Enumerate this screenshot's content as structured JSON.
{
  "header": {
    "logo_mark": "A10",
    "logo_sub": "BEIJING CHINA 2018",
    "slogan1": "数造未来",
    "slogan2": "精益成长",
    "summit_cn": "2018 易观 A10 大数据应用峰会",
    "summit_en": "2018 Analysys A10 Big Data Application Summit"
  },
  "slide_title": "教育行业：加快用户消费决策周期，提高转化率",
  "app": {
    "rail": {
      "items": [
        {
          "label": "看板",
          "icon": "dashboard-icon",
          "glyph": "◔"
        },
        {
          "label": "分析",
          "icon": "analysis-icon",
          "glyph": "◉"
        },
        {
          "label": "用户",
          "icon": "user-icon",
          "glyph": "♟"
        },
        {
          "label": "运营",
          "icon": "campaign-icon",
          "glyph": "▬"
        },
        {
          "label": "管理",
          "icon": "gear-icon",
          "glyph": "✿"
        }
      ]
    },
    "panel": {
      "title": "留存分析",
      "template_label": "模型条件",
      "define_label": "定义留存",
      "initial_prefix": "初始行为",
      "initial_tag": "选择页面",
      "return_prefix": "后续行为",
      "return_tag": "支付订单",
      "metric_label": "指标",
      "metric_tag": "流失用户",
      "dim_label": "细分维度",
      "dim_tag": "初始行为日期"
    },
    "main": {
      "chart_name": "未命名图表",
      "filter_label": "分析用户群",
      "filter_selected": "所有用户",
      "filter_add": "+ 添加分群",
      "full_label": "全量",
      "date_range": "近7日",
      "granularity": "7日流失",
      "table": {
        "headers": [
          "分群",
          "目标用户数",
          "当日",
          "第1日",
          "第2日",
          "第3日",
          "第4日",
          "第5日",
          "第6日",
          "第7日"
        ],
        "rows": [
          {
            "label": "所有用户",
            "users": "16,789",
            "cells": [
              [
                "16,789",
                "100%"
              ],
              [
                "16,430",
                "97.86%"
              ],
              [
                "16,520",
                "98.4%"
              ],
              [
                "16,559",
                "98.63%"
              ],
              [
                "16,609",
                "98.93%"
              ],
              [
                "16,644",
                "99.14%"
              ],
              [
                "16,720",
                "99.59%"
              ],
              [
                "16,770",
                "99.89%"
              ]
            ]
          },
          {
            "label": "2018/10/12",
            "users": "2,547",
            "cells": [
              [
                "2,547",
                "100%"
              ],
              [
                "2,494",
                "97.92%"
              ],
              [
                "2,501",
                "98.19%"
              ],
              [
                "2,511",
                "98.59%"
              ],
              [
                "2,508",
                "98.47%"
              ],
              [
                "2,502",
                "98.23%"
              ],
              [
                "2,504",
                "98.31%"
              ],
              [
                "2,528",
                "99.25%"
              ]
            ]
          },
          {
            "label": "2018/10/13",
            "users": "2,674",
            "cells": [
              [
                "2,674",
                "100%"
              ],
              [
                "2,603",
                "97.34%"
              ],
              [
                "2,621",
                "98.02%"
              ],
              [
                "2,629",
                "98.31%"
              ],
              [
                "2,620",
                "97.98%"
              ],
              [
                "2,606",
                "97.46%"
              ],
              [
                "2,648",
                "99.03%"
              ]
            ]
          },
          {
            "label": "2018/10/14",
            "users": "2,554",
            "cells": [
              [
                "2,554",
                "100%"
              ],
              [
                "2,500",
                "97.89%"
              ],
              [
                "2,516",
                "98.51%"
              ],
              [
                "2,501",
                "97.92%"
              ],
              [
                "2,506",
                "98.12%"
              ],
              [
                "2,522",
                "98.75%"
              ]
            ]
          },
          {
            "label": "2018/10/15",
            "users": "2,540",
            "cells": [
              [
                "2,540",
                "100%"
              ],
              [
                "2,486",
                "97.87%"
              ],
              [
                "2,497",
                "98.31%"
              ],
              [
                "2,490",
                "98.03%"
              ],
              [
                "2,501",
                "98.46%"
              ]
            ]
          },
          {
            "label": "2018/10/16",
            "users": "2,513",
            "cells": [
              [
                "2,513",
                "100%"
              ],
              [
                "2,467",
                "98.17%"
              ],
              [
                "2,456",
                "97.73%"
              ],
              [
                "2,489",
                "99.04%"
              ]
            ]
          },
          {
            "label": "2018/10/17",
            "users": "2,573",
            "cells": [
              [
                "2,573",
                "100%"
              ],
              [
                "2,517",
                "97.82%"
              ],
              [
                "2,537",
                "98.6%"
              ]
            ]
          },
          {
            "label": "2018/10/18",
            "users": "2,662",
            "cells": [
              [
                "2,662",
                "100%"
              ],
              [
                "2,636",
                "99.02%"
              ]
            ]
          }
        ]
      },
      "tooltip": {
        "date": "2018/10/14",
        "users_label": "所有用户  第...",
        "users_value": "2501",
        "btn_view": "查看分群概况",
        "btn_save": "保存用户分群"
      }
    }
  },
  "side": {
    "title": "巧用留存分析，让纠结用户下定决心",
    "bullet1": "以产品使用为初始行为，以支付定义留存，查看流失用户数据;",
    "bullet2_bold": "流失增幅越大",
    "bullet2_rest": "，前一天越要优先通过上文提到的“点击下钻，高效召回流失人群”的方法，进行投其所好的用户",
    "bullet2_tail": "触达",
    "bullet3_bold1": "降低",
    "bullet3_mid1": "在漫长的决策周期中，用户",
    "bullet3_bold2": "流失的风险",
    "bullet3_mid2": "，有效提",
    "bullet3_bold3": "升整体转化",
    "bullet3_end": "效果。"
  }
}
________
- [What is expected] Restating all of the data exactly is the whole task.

- [Answer box]
Enumerate this screenshot's content as structured JSON.
{
  "header": {
    "logo_mark": "A10",
    "logo_sub": "BEIJING CHINA 2018",
    "slogan1": "数造未来",
    "slogan2": "精益成长",
    "summit_cn": "2018 易观 A10 大数据应用峰会",
    "summit_en": "2018 Analysys A10 Big Data Application Summit"
  },
  "slide_title": "教育行业：加快用户消费决策周期，提高转化率",
  "app": {
    "rail": {
      "items": [
        {
          "label": "看板",
          "icon": "dashboard-icon",
          "glyph": "◔"
        },
        {
          "label": "分析",
          "icon": "analysis-icon",
          "glyph": "◉"
        },
        {
          "label": "用户",
          "icon": "user-icon",
          "glyph": "♟"
        },
        {
          "label": "运营",
          "icon": "campaign-icon",
          "glyph": "▬"
        },
        {
          "label": "管理",
          "icon": "gear-icon",
          "glyph": "✿"
        }
      ]
    },
    "panel": {
      "title": "留存分析",
      "template_label": "模型条件",
      "define_label": "定义留存",
      "initial_prefix": "初始行为",
      "initial_tag": "选择页面",
      "return_prefix": "后续行为",
      "return_tag": "支付订单",
      "metric_label": "指标",
      "metric_tag": "流失用户",
      "dim_label": "细分维度",
      "dim_tag": "初始行为日期"
    },
    "main": {
      "chart_name": "未命名图表",
      "filter_label": "分析用户群",
      "filter_selected": "所有用户",
      "filter_add": "+ 添加分群",
      "full_label": "全量",
      "date_range": "近7日",
      "granularity": "7日流失",
      "table": {
        "headers": [
          "分群",
          "目标用户数",
          "当日",
          "第1日",
          "第2日",
          "第3日",
          "第4日",
          "第5日",
          "第6日",
          "第7日"
        ],
        "rows": [
          {
            "label": "所有用户",
            "users": "16,789",
            "cells": [
              [
                "16,789",
                "100%"
              ],
              [
                "16,430",
                "97.86%"
              ],
              [
                "16,520",
                "98.4%"
              ],
              [
                "16,559",
                "98.63%"
              ],
              [
                "16,609",
                "98.93%"
              ],
              [
                "16,644",
                "99.14%"
              ],
              [
                "16,720",
                "99.59%"
              ],
              [
                "16,770",
                "99.89%"
              ]
            ]
          },
          {
            "label": "2018/10/12",
            "users": "2,547",
            "cells": [
              [
                "2,547",
                "100%"
              ],
              [
                "2,494",
                "97.92%"
              ],
              [
                "2,501",
                "98.19%"
              ],
              [
                "2,511",
                "98.59%"
              ],
              [
                "2,508",
                "98.47%"
              ],
              [
                "2,502",
                "98.23%"
              ],
              [
                "2,504",
                "98.31%"
              ],
              [
                "2,528",
                "99.25%"
              ]
            ]
          },
          {
            "label": "2018/10/13",
            "users": "2,674",
            "cells": [
              [
                "2,674",
                "100%"
              ],
              [
                "2,603",
                "97.34%"
              ],
              [
                "2,621",
                "98.02%"
              ],
              [
                "2,629",
                "98.31%"
              ],
              [
                "2,620",
                "97.98%"
              ],
              [
                "2,606",
                "97.46%"
              ],
              [
                "2,648",
                "99.03%"
              ]
            ]
          },
          {
            "label": "2018/10/14",
            "users": "2,554",
            "cells": [
              [
                "2,554",
                "100%"
              ],
              [
                "2,500",
                "97.89%"
              ],
              [
                "2,516",
                "98.51%"
              ],
              [
                "2,501",
                "97.92%"
              ],
              [
                "2,506",
                "98.12%"
              ],
              [
                "2,522",
                "98.75%"
              ]
            ]
          },
          {
            "label": "2018/10/15",
            "users": "2,540",
            "cells": [
              [
                "2,540",
                "100%"
              ],
              [
                "2,486",
                "97.87%"
              ],
              [
                "2,497",
                "98.31%"
              ],
              [
                "2,490",
                "98.03%"
              ],
              [
                "2,501",
                "98.46%"
              ]
            ]
          },
          {
            "label": "2018/10/16",
            "users": "2,513",
            "cells": [
              [
                "2,513",
                "100%"
              ],
              [
                "2,467",
                "98.17%"
              ],
              [
                "2,456",
                "97.73%"
              ],
              [
                "2,489",
                "99.04%"
              ]
            ]
          },
          {
            "label": "2018/10/17",
            "users": "2,573",
            "cells": [
              [
                "2,573",
                "100%"
              ],
              [
                "2,517",
                "97.82%"
              ],
              [
                "2,537",
                "98.6%"
              ]
            ]
          },
          {
            "label": "2018/10/18",
            "users": "2,662",
            "cells": [
              [
                "2,662",
                "100%"
              ],
              [
                "2,636",
                "99.02%"
              ]
            ]
          }
        ]
      },
      "tooltip": {
        "date": "2018/10/14",
        "users_label": "所有用户  第...",
        "users_value": "2501",
        "btn_view": "查看分群概况",
        "btn_save": "保存用户分群"
      }
    }
  },
  "side": {
    "title": "巧用留存分析，让纠结用户下定决心",
    "bullet1": "以产品使用为初始行为，以支付定义留存，查看流失用户数据;",
    "bullet2_bold": "流失增幅越大",
    "bullet2_rest": "，前一天越要优先通过上文提到的“点击下钻，高效召回流失人群”的方法，进行投其所好的用户",
    "bullet2_tail": "触达",
    "bullet3_bold1": "降低",
    "bullet3_mid1": "在漫长的决策周期中，用户",
    "bullet3_bold2": "流失的风险",
    "bullet3_mid2": "，有效提",
    "bullet3_bold3": "升整体转化",
    "bullet3_end": "效果。"
  }
}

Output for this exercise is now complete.